Tuesday, September 12, 2017

Dialogue in your Writing

By Susan Reichert, Editor-in-Chief for Southern Writers Magazine 

Dialogue, is having conversations. Whether it be movies on the big screen or little screen or a novel, there will be conversations, dialogue.

For writers, words are our bread and butter. Choosing our words in writing dialogue is important, it brings our characters conversations to life.

While it is true, we sometimes as writers make our sentences too long, we must remember the sentence must make sense. So, if you are going to shorten it, make sure you are not cutting the heart out of the sentence.

One thing that makes it easy in writing dialogue is when you can write the way the character would talk. If you listen when someone is talking, you will hear how you can write better.

Listening to someone talk you hear how sentences are chopped and words are garbled. You don’t normally hear people talking in formalities, however, if your character is a butler, then yes, he will be speaking with formality.

A writer friend of mine, listens to conversations; when she hears phrases that interest her she writes them in a journal. She catalogs the phrases into formal or casual and has available all sorts of phrases to use for her characters conversations.
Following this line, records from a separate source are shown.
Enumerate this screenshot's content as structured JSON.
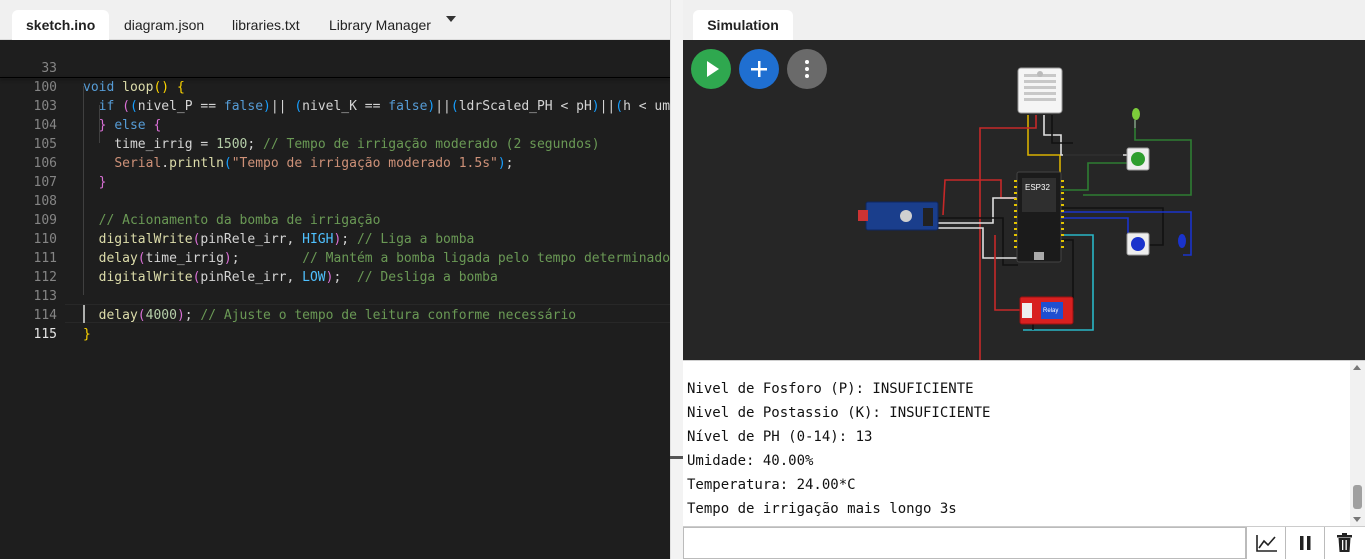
{
  "editor": {
    "tabs": [
      "sketch.ino",
      "diagram.json",
      "libraries.txt",
      "Library Manager"
    ],
    "active_tab": "sketch.ino",
    "sticky_lines": [
      {
        "n": "33",
        "text": "void loop() {"
      },
      {
        "n": "100",
        "text": "  if ((nivel_P == false)|| (nivel_K == false)||(ldrScaled_PH < pH)||(h < umi"
      }
    ],
    "lines": [
      {
        "n": "103",
        "text": "  } else {"
      },
      {
        "n": "104",
        "text": "    time_irrig = 1500; // Tempo de irrigação moderado (2 segundos)"
      },
      {
        "n": "105",
        "text": "    Serial.println(\"Tempo de irrigação moderado 1.5s\");"
      },
      {
        "n": "106",
        "text": "  }"
      },
      {
        "n": "107",
        "text": ""
      },
      {
        "n": "108",
        "text": "  // Acionamento da bomba de irrigação"
      },
      {
        "n": "109",
        "text": "  digitalWrite(pinRele_irr, HIGH); // Liga a bomba"
      },
      {
        "n": "110",
        "text": "  delay(time_irrig);        // Mantém a bomba ligada pelo tempo determinado"
      },
      {
        "n": "111",
        "text": "  digitalWrite(pinRele_irr, LOW);  // Desliga a bomba"
      },
      {
        "n": "112",
        "text": ""
      },
      {
        "n": "113",
        "text": "  delay(4000); // Ajuste o tempo de leitura conforme necessário"
      },
      {
        "n": "114",
        "text": "}"
      },
      {
        "n": "115",
        "text": ""
      }
    ]
  },
  "simulation": {
    "tab": "Simulation",
    "buttons": {
      "play": "play-icon",
      "add": "plus-icon",
      "more": "more-vertical-icon"
    },
    "parts": {
      "mcu_label": "ESP32",
      "relay_label": "Relay"
    }
  },
  "console": {
    "lines": [
      "Nivel de Fosforo (P): INSUFICIENTE",
      "Nivel de Postassio (K): INSUFICIENTE",
      "Nível de PH (0-14): 13",
      "Umidade: 40.00%",
      "Temperatura: 24.00*C",
      "Tempo de irrigação mais longo 3s"
    ],
    "input_value": "",
    "tools": [
      "chart-icon",
      "pause-icon",
      "trash-icon"
    ]
  },
  "colors": {
    "play": "#2fa84f",
    "add": "#1f6fd1",
    "more": "#6a6a6a",
    "editor_bg": "#1e1e1e",
    "canvas_bg": "#262626"
  }
}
For a writer, our dialogue needs to be interesting and attention grabbing when needed. 

Our readers need to be able to distinguish which character is talking. So, it’s important to create personalized dialogue for each character. Perhaps we should read over our dialogues, edit them, making sure the words sound like our character.

No comments: